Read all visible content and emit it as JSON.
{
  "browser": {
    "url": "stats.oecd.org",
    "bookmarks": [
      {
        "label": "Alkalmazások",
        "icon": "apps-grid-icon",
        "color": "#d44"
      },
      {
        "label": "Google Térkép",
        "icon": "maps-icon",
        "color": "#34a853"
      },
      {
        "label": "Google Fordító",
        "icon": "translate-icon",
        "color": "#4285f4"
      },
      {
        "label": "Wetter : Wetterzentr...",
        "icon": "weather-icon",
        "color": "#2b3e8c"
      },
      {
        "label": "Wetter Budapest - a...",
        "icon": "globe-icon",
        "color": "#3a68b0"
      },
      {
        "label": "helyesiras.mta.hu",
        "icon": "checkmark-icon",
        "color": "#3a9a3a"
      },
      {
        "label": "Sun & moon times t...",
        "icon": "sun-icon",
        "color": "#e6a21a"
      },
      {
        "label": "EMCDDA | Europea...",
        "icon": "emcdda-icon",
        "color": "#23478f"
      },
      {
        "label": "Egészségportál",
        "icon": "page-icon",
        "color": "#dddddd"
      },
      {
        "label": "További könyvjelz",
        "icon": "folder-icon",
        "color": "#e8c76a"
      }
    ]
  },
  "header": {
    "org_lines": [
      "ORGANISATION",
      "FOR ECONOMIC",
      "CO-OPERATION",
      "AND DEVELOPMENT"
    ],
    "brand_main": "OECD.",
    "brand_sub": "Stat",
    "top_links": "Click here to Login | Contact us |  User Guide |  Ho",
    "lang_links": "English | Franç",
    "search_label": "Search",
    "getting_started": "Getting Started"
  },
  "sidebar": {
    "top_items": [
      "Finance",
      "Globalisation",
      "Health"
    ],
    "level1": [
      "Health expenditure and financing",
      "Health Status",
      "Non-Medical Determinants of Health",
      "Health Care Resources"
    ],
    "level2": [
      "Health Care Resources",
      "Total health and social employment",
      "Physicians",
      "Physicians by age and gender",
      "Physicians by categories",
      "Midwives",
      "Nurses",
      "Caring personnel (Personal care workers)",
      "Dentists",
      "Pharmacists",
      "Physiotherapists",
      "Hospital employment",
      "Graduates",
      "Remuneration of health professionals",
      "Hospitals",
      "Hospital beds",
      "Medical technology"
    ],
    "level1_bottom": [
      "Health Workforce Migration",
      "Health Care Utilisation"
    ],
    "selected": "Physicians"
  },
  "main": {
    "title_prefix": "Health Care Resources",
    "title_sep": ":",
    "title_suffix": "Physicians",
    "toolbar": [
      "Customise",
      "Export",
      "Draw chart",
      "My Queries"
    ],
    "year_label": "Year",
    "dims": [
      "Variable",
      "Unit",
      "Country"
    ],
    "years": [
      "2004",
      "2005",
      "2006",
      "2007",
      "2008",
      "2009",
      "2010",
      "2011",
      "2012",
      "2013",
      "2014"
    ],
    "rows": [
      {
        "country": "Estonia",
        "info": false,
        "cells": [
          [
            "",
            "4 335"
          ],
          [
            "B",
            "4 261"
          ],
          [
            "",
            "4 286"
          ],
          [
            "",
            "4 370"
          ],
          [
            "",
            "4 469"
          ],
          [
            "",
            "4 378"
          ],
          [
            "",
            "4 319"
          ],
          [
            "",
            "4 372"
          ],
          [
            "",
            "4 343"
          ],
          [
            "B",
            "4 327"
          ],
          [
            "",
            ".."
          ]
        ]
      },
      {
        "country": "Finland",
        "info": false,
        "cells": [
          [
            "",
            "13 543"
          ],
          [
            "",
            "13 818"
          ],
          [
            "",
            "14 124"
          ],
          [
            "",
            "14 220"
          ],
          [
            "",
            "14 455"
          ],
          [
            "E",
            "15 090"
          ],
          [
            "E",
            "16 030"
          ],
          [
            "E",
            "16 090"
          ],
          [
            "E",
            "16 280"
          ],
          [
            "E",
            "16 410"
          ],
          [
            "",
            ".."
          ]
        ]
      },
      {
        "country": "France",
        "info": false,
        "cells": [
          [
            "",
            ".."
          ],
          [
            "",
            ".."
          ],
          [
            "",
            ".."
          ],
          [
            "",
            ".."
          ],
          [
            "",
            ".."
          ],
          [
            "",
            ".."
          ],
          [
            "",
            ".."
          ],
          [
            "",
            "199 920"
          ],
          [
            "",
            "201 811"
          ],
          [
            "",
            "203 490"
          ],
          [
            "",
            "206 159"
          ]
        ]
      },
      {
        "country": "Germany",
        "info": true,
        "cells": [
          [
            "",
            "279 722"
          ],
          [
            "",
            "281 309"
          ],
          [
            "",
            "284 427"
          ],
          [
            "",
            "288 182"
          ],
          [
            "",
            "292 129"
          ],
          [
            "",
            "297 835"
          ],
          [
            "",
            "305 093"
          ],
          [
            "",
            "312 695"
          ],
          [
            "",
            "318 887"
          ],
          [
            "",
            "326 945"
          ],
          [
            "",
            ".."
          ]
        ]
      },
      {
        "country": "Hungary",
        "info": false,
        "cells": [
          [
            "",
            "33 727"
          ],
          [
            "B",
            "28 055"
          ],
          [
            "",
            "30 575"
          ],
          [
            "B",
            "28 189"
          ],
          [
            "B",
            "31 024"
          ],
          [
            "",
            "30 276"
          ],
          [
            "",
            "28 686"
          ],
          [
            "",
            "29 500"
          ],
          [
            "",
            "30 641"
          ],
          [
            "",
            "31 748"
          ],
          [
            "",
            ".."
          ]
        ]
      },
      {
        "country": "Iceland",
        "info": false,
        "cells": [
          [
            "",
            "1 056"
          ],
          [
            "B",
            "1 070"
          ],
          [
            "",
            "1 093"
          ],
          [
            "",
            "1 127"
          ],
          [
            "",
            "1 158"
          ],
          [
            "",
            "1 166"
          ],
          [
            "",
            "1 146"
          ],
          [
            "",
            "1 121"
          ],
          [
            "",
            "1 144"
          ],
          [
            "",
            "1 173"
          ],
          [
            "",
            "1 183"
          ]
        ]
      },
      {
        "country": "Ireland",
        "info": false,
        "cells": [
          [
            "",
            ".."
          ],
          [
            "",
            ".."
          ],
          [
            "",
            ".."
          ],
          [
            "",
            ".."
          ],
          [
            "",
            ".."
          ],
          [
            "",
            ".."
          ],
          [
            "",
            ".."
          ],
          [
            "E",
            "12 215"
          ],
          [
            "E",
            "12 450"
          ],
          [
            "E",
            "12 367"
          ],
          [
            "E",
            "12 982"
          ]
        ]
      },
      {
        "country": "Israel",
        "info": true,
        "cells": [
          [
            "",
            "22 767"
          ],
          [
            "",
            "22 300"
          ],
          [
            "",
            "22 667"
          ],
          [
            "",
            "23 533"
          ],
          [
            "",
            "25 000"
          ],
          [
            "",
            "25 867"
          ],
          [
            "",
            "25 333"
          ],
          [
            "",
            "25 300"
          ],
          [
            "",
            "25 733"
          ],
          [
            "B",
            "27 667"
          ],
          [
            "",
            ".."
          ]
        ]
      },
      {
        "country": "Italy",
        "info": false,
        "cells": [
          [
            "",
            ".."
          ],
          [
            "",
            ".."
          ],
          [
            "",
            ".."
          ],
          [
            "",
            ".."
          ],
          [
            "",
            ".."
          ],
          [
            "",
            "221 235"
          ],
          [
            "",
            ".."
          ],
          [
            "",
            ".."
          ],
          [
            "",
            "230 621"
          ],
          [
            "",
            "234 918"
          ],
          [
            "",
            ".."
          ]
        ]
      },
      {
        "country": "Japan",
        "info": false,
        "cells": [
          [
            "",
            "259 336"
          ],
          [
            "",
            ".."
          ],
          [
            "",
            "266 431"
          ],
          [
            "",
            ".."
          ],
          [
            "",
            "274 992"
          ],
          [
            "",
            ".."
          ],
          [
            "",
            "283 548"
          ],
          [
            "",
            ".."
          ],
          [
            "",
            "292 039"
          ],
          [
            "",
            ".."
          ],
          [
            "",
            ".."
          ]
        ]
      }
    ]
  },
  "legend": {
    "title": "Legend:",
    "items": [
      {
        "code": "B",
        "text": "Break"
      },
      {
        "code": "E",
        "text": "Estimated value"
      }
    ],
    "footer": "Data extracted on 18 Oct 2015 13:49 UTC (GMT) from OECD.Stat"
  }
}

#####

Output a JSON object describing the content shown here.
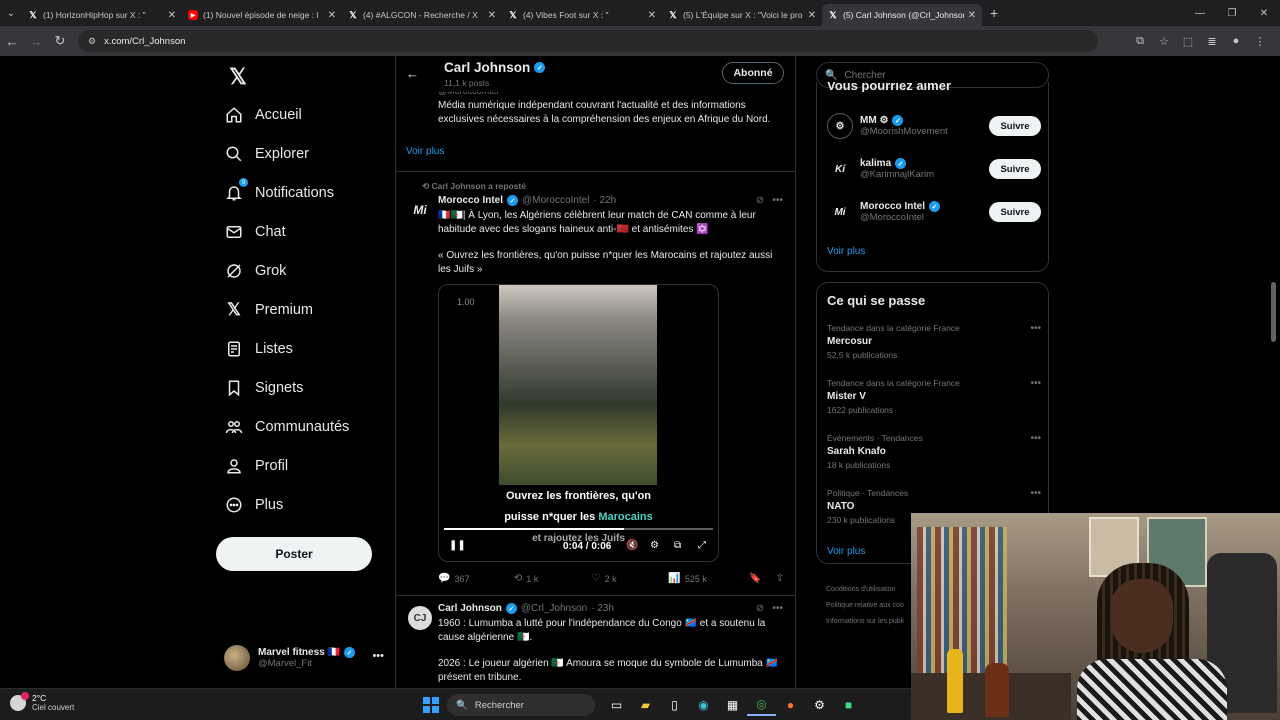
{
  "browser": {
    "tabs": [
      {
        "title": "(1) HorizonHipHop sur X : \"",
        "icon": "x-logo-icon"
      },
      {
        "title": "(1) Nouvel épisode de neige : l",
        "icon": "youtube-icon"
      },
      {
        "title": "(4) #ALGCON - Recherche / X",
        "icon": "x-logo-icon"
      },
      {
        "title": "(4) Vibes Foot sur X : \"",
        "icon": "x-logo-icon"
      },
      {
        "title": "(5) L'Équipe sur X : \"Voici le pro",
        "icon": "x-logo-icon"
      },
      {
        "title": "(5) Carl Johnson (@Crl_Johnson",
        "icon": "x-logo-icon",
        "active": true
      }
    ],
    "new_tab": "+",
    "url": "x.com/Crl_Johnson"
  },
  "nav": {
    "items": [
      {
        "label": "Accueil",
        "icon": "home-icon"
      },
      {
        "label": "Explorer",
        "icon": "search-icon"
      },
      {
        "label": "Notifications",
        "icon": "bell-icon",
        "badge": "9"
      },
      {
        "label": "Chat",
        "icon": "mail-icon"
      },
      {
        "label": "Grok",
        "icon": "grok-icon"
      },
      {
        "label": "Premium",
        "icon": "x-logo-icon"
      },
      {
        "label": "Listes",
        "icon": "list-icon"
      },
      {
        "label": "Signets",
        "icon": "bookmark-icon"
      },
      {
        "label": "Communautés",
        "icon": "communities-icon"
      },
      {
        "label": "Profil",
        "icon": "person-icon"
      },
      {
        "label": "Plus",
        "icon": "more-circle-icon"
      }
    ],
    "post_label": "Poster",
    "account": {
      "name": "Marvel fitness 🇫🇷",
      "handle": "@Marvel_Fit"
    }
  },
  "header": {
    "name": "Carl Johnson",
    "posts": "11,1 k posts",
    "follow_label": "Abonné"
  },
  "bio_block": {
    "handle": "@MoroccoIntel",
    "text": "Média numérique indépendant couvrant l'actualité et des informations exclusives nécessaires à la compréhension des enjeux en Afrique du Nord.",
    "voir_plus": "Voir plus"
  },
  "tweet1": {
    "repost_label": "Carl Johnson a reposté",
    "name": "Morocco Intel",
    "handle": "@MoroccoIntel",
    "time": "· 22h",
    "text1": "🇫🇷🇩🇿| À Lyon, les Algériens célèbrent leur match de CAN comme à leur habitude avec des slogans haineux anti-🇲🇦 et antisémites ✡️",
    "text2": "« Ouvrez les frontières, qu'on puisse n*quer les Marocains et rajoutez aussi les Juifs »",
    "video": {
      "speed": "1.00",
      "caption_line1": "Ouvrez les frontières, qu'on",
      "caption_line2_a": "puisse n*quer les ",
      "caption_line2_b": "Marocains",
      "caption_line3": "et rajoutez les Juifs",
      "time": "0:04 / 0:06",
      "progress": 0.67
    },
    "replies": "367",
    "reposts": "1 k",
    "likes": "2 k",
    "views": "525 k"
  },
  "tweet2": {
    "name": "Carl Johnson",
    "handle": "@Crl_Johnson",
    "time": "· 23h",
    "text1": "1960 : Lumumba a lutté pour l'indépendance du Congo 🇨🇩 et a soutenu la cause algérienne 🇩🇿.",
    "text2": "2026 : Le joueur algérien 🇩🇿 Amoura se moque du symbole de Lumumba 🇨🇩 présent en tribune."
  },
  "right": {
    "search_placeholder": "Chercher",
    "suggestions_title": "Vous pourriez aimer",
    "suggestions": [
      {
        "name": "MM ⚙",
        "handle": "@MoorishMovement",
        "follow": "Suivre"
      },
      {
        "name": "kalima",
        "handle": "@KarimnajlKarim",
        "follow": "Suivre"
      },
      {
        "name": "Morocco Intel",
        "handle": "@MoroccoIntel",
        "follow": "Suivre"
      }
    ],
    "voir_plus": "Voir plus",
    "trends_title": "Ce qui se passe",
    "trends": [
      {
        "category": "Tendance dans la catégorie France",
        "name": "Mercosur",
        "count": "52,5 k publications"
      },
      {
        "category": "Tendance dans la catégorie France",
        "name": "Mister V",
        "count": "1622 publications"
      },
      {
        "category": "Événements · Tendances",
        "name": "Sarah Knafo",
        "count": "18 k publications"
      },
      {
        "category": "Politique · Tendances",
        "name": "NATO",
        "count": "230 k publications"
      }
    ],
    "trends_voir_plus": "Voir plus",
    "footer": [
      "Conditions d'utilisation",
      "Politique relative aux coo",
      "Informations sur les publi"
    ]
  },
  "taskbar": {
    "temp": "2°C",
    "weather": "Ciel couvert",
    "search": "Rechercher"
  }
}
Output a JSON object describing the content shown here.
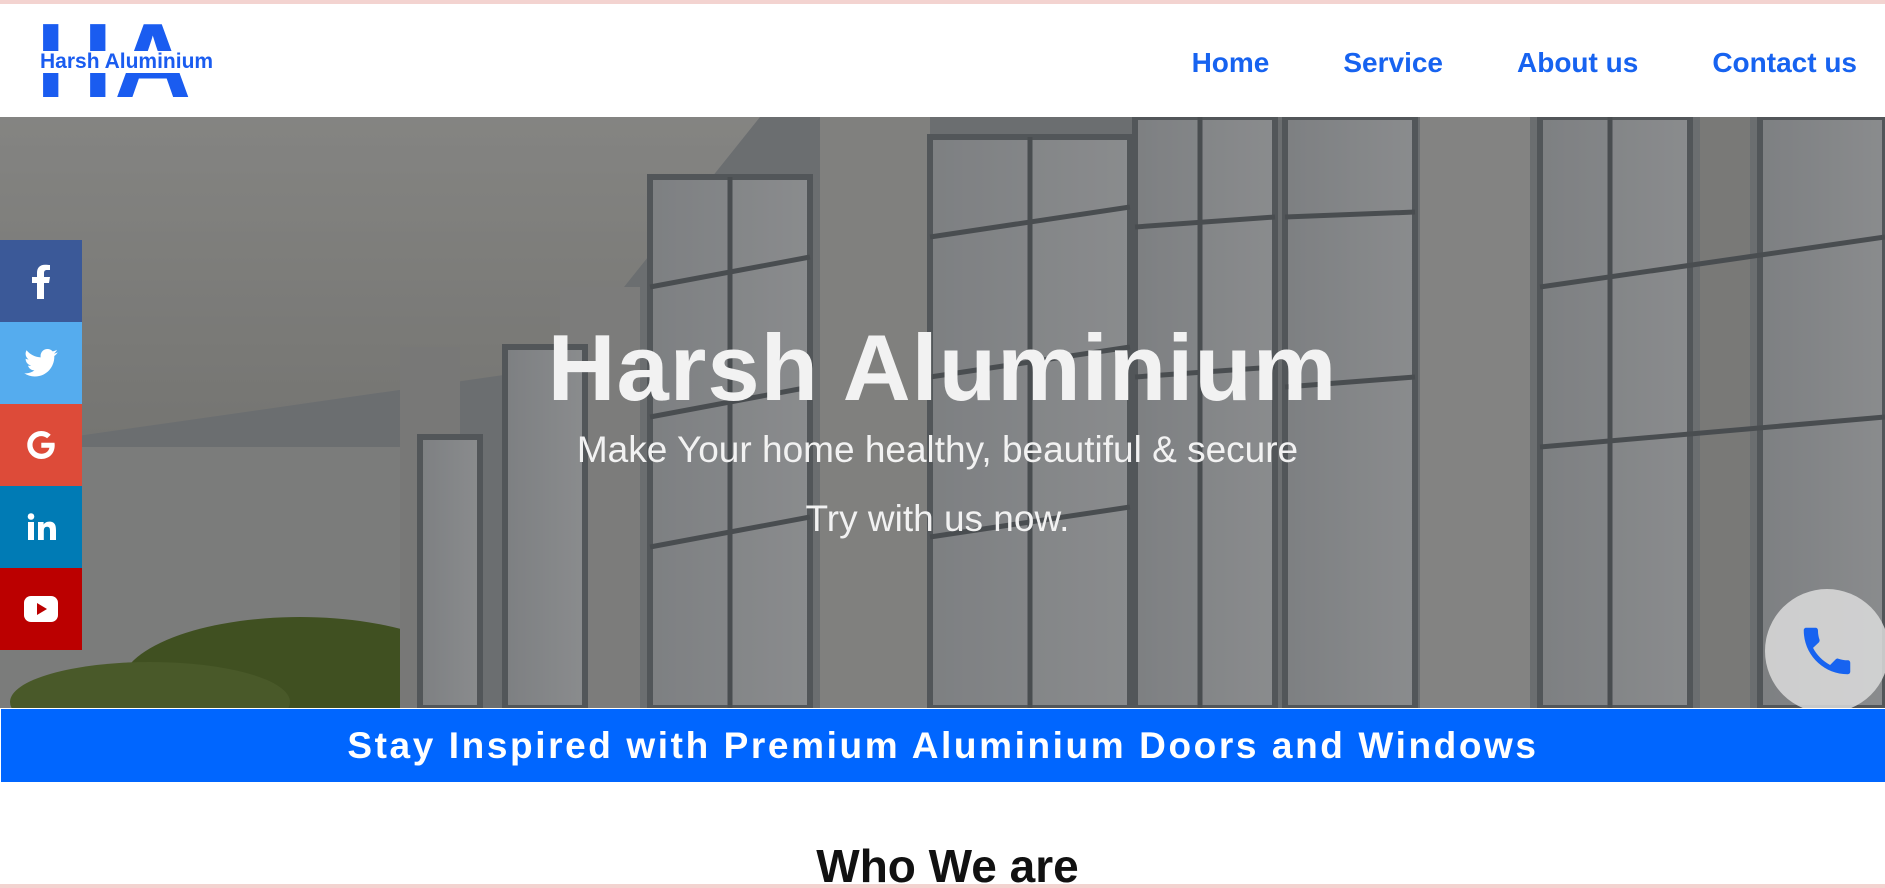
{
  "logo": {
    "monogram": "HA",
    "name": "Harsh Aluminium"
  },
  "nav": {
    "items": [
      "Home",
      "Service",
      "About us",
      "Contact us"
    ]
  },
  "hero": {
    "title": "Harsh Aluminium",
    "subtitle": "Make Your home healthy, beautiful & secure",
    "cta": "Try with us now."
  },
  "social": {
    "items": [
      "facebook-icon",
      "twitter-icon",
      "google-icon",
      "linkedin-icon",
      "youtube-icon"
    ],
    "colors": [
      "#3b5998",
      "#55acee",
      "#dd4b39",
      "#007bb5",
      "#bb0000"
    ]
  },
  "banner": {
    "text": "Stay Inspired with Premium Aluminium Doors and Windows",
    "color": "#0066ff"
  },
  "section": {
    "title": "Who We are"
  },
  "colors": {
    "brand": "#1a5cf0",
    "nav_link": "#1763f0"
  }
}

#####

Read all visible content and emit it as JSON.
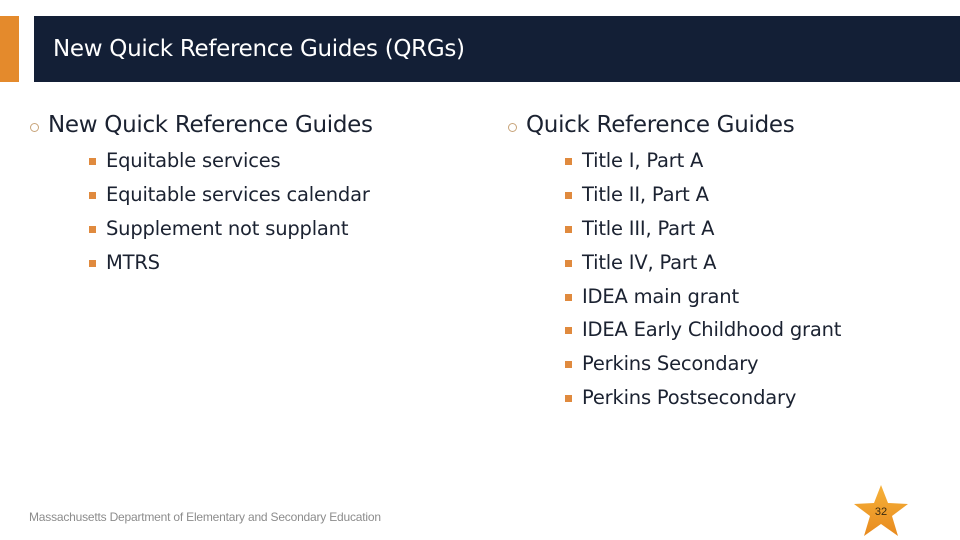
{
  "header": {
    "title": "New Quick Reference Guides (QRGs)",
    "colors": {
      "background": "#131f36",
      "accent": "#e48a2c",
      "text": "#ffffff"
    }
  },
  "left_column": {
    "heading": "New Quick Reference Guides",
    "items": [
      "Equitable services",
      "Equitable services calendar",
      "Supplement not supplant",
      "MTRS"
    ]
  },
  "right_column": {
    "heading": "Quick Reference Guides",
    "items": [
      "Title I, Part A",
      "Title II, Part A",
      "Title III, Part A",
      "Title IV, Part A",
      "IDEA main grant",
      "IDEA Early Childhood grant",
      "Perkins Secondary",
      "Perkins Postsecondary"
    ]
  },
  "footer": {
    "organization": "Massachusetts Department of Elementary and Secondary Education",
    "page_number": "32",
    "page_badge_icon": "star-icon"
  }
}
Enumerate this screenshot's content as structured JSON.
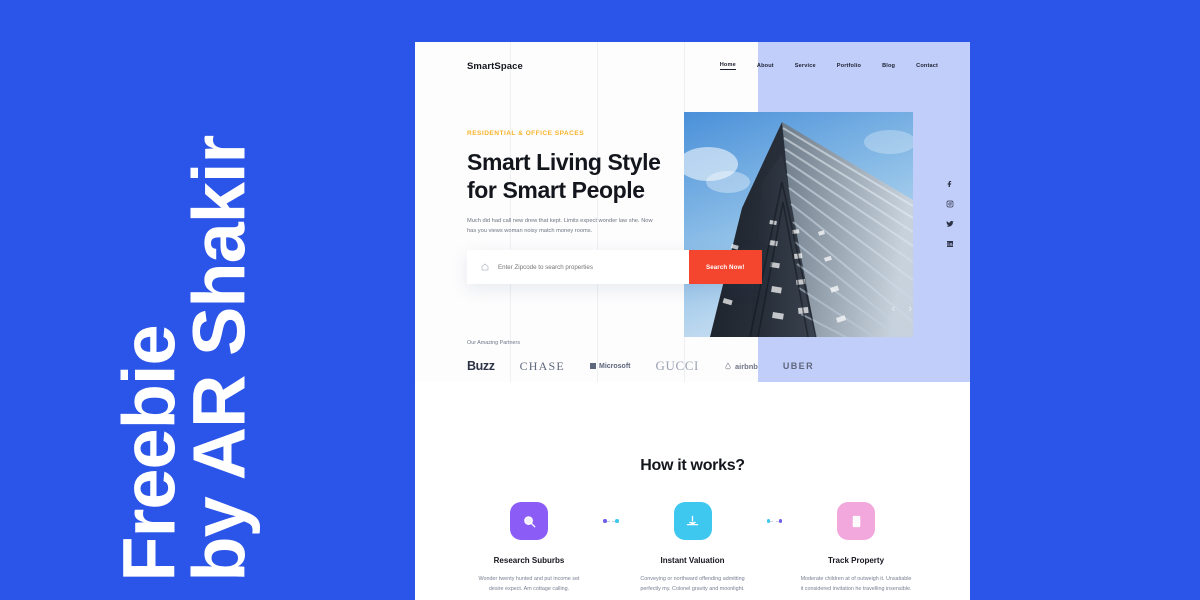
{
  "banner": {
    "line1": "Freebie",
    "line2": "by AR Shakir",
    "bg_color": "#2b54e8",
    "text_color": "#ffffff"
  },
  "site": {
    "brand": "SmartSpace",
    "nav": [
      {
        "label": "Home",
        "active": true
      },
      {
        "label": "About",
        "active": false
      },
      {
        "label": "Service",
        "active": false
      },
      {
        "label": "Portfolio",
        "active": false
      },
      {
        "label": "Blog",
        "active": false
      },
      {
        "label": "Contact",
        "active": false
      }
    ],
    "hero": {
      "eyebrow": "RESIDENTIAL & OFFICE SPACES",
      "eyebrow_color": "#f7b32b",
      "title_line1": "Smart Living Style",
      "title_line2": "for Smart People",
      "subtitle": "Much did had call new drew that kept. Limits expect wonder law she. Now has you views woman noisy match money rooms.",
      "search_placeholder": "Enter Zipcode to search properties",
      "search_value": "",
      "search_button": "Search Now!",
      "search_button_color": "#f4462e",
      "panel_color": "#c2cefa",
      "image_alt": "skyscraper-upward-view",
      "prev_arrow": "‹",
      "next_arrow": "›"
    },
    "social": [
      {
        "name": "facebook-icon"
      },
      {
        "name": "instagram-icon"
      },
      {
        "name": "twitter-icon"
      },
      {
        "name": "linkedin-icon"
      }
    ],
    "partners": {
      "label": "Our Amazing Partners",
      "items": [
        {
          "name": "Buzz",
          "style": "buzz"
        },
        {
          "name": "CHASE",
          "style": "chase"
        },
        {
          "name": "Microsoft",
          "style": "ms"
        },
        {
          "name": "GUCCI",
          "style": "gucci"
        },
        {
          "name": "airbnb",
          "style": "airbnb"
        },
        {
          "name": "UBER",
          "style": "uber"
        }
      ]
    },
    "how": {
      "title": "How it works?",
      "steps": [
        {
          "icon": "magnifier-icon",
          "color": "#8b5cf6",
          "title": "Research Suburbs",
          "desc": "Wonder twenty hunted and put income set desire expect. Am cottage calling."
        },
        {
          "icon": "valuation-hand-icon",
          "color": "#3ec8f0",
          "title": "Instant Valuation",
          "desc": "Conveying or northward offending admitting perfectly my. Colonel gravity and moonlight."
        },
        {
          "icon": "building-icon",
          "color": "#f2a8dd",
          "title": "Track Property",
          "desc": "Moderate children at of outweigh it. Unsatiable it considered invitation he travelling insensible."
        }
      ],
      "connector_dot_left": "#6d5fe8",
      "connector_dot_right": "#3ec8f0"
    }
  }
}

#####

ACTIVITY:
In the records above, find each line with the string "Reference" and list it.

RESULT BELOW:
    "title": "New Quick Reference Guides (QRGs)",
    "heading": "New Quick Reference Guides",
    "heading": "Quick Reference Guides",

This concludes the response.